Our local Ithaca, NY, Sears store closed last month—one of more than 200 in 2014. Sears Holdings Co. CEO Eddie Lampert explained the decision in a post on the company's website. Part of his message is about keeping underperforming stores open as long as possible:
"I am proud of the work associates contribute to serve our members in all of our stores and believe that the decision to keep some of our worst performing stores open in the past, despite their low or negative levels of profit, was the right one because we kept people employed and served our members. We have experimented with different formats, different levels of investment and different processes to bring about a better result. Given changing circumstances, both in the retail industry and in our company, we can no longer afford, nor justify keeping these stores open."
In a second blog post a day earlier, Lampert writes, "Is something a 'failure' if other successes come from it?" He responds to a Crain's Chicago Business article that criticized Sears for being too merchandise-driven when it needs to evolve as a market-driven company.
"Success takes both hard work and a willingness to keep what works and adjust what doesn’t based upon what our members want. This is what we and our competitors needed to do back in 1988. It’s what so many people across our company are doing today, and it’s how we are going to bring Sears and Kmart forward into tomorrow."
If nothing else, Lambert's determination shows in the number of his blog posts. Between 2005 and 2013, he wrote no more than three posts per year. In 2014, he's blogging between two and nine times a month.
- How does Lambert use principles of persuasion discussed in Chapter 7 in his "Moving Forward" post about the store closings?
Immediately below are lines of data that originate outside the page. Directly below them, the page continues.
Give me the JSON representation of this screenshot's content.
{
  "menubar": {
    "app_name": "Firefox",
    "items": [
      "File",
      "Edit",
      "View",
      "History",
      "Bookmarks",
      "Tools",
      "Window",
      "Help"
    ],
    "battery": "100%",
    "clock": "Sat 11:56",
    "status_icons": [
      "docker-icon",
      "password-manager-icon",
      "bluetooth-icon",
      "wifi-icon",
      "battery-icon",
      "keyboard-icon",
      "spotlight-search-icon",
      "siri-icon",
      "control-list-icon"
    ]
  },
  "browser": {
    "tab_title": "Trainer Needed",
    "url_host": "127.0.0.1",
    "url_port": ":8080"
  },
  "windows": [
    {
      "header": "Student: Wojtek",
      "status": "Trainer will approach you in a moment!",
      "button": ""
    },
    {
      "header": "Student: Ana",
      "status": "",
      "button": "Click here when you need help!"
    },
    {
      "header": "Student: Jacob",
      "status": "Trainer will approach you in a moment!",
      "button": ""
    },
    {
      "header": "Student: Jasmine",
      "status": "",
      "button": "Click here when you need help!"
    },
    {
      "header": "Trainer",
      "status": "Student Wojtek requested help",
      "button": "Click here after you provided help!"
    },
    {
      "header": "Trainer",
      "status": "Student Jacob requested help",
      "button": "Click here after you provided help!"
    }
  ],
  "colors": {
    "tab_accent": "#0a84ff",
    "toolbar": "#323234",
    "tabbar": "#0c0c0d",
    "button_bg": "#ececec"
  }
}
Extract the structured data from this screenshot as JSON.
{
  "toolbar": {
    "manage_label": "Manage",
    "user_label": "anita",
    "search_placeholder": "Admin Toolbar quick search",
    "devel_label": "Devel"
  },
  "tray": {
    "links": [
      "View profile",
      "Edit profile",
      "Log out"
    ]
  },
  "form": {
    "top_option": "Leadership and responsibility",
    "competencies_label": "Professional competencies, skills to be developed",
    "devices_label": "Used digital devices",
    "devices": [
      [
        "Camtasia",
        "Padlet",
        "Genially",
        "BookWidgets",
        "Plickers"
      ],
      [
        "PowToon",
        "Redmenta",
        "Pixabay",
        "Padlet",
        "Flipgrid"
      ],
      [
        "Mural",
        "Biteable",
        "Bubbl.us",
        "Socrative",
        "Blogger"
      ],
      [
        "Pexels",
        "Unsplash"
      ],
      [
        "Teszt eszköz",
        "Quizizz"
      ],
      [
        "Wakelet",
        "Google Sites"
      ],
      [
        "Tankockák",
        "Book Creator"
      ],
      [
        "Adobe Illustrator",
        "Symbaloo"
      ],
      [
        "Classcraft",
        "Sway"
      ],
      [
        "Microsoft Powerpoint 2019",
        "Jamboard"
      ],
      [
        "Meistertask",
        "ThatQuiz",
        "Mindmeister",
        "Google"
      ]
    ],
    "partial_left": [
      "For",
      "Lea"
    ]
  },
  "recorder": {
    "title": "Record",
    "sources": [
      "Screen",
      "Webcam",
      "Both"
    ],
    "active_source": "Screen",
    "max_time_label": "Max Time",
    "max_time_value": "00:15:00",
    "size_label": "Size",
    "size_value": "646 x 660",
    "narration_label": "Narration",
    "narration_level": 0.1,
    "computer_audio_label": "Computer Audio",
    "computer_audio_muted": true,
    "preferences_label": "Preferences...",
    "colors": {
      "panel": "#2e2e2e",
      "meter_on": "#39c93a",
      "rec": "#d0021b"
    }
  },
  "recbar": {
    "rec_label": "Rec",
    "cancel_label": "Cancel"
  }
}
- Compare Lambert's early posts on the blog (2005 and 2006) with his most recent. What differences do you notice, and how can you account for them?